Insight has won a key contract on the Isle of Anglesey in Wales as the cash strapped council looks to save up to £5.6m
The council wanted to use mobile working as a solution to promote a more agile and modern workforce while at the same time reducing the council’s property assets.
The council’s ICT budget has been low over the last few years because of general low funding from the Welsh Government and this year it was told that it would have to make service cuts of up to £5.6m.
However the council worked out that a smart investment in ICT would enable “smarter working” and could result in gains from both a financial and non-financial perspective in other areas.
The council will save £140,000 following an engagement with reseller Insight to streamline the council’s software licensing estate.
The project with Insight, which used Snow as a software management tool, has since led to an ongoing contract with Insight to manage the council’s Microsoft licensing estate saving the council money through the redeployment of unused licences.
The Insight contract, worth £33,600 over the next three years, will provide complete visibility of the council’s deployed software licences, while assuming responsibility for ensuring that Anglesey maintains licensing compliance.
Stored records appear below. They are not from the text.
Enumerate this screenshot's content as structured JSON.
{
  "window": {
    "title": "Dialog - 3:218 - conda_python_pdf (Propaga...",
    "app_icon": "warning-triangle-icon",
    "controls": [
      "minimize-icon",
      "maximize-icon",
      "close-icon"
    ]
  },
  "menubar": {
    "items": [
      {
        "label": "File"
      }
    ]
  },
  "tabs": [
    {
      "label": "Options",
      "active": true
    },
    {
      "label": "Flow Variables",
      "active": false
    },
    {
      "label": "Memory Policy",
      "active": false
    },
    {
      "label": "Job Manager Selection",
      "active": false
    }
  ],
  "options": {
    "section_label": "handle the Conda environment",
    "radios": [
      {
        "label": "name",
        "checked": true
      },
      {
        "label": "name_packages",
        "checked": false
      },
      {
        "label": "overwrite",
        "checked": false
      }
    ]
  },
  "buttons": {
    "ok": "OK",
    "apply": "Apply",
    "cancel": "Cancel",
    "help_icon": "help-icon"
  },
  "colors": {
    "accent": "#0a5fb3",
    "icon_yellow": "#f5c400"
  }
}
Insight will also implement a three-year Licence Consulting Desk Service to build and adapt solid, cost effective licensing strategies for the council to help it meet its current, but most importantly, future technology needs.
Discussing the engagement and the council’s broader ICT strategy, Neil Summers, the council’s technical services manager, said he had engaged Insight because he realised that keeping on top of licensing compliance can be a headache for cash-strapped councils who are wrestling with the demands of austerity.
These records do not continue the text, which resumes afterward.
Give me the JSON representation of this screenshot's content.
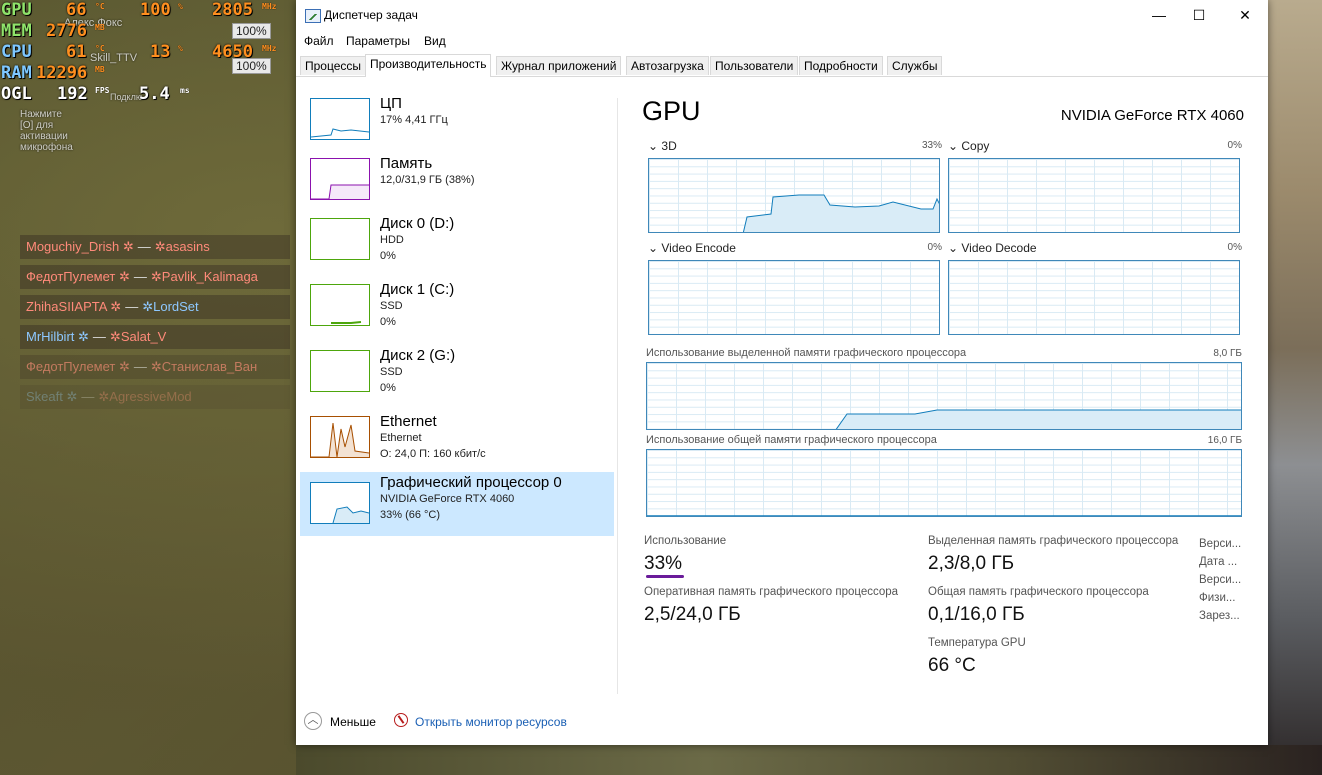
{
  "osd": {
    "gpu": {
      "label": "GPU",
      "temp": "66",
      "temp_unit": "°C",
      "load": "100",
      "load_unit": "%",
      "clock": "2805",
      "clock_unit": "MHz"
    },
    "mem": {
      "label": "MEM",
      "value": "2776",
      "unit": "MB"
    },
    "cpu": {
      "label": "CPU",
      "temp": "61",
      "temp_unit": "°C",
      "load": "13",
      "load_unit": "%",
      "clock": "4650",
      "clock_unit": "MHz"
    },
    "ram": {
      "label": "RAM",
      "value": "12296",
      "unit": "MB"
    },
    "ogl": {
      "label": "OGL",
      "fps": "192",
      "fps_unit": "FPS",
      "frametime": "5.4",
      "frametime_unit": "ms"
    },
    "overlay_user1": "Алекс Фокс",
    "overlay_user2": "Skill_TTV",
    "vol1": "100%",
    "vol2": "100%",
    "overlay_connect": "Подклю",
    "mic_hint": "Нажмите [O] для активации микрофона"
  },
  "killfeed": [
    {
      "killer": "Moguchiy_Drish",
      "victim": "asasins",
      "killer_team": "red",
      "victim_team": "red"
    },
    {
      "killer": "ФедотПулемет",
      "victim": "Pavlik_Kalimaga",
      "killer_team": "red",
      "victim_team": "red"
    },
    {
      "killer": "ZhihaSIIAPTA",
      "victim": "LordSet",
      "killer_team": "red",
      "victim_team": "blue"
    },
    {
      "killer": "MrHilbirt",
      "victim": "Salat_V",
      "killer_team": "blue",
      "victim_team": "red"
    },
    {
      "killer": "ФедотПулемет",
      "victim": "Станислав_Ван",
      "killer_team": "red",
      "victim_team": "red"
    },
    {
      "killer": "Skeaft",
      "victim": "AgressiveMod",
      "killer_team": "blue",
      "victim_team": "red"
    }
  ],
  "window": {
    "title": "Диспетчер задач",
    "controls": {
      "minimize": "—",
      "maximize": "☐",
      "close": "✕"
    },
    "menu": [
      "Файл",
      "Параметры",
      "Вид"
    ],
    "tabs": [
      "Процессы",
      "Производительность",
      "Журнал приложений",
      "Автозагрузка",
      "Пользователи",
      "Подробности",
      "Службы"
    ],
    "active_tab": "Производительность"
  },
  "sidebar": [
    {
      "title": "ЦП",
      "sub1": "17% 4,41 ГГц",
      "sub2": "",
      "color": "#117dbb"
    },
    {
      "title": "Память",
      "sub1": "12,0/31,9 ГБ (38%)",
      "sub2": "",
      "color": "#8b12ae"
    },
    {
      "title": "Диск 0 (D:)",
      "sub1": "HDD",
      "sub2": "0%",
      "color": "#4da60c"
    },
    {
      "title": "Диск 1 (C:)",
      "sub1": "SSD",
      "sub2": "0%",
      "color": "#4da60c"
    },
    {
      "title": "Диск 2 (G:)",
      "sub1": "SSD",
      "sub2": "0%",
      "color": "#4da60c"
    },
    {
      "title": "Ethernet",
      "sub1": "Ethernet",
      "sub2": "О: 24,0 П: 160 кбит/с",
      "color": "#a74f01"
    },
    {
      "title": "Графический процессор 0",
      "sub1": "NVIDIA GeForce RTX 4060",
      "sub2": "33% (66 °C)",
      "color": "#117dbb"
    }
  ],
  "gpu": {
    "title": "GPU",
    "name": "NVIDIA GeForce RTX 4060",
    "engines": [
      {
        "label": "3D",
        "pct": "33%"
      },
      {
        "label": "Copy",
        "pct": "0%"
      },
      {
        "label": "Video Encode",
        "pct": "0%"
      },
      {
        "label": "Video Decode",
        "pct": "0%"
      }
    ],
    "dedicated_label": "Использование выделенной памяти графического процессора",
    "dedicated_max": "8,0 ГБ",
    "shared_label": "Использование общей памяти графического процессора",
    "shared_max": "16,0 ГБ",
    "stats": {
      "usage_label": "Использование",
      "usage": "33%",
      "dedicated_label": "Выделенная память графического процессора",
      "dedicated": "2,3/8,0 ГБ",
      "gpu_mem_label": "Оперативная память графического процессора",
      "gpu_mem": "2,5/24,0 ГБ",
      "shared_label": "Общая память графического процессора",
      "shared": "0,1/16,0 ГБ",
      "temp_label": "Температура GPU",
      "temp": "66 °C"
    },
    "side_labels": [
      "Верси...",
      "Дата ...",
      "Верси...",
      "Физи...",
      "Зарез..."
    ]
  },
  "footer": {
    "less": "Меньше",
    "monitor": "Открыть монитор ресурсов"
  },
  "colors": {
    "accent": "#117dbb",
    "selected": "#cce8ff",
    "usage_underline": "#6a1b9a"
  }
}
“Software licensing is an area which is full of complicated, fast-changing rules,” said Summers. “Insight had proved itself a valuable partner, and we realised that to ensure we were compliant and cost-effective we needed an expert to help us – which is where Insight came in. Our work with them ensures we are compliant to our software providers and efficient as a local authority.”
While there are fears that the UK government might be turning over its security to evil Chinese companies, it seems that there is less stress when it comes to using security outfits from the US.
US security company Insight is hoping to win shedloads of British government contracts by partnering with a UK data encryption company called DESlock.
Insight has been around since 1988 and provides hardware, software and services solutions to business and public sector organisations across the pond.
According to Luke Ambrose, UK Product Manager – Security Software, at Insight, his company is working hard to increase its channel on this side of the Atlantic.
Working with companies like DESlock gives Insight inroads into the lucrative UK government contracts as well as home grown products.
DESlock’s flagship data encryption product is Deslock+ which was launched in 2006. Desklock+ allows secure collaboration across complex workgroups and teams.
Kevin Percy, UK Business Development Manager for DESlock said that Insight can be very selective about its vendors and does not tend to pick any old riff raff.
He said it mades sense for Insight to be able to offer encryption as part of its portfolio, and give customers a fully integrated service.
There are a lot of advantages for the smaller British companies too. Insight has a fairly complicated business model which includes more services, expert technical resources, and a long supply chain which can give them access to services and products they might not normally get their paws on.
Insight made $5.3 billion in revenue last year and operated in 23 countries, serving clients in 191 countries worldwide.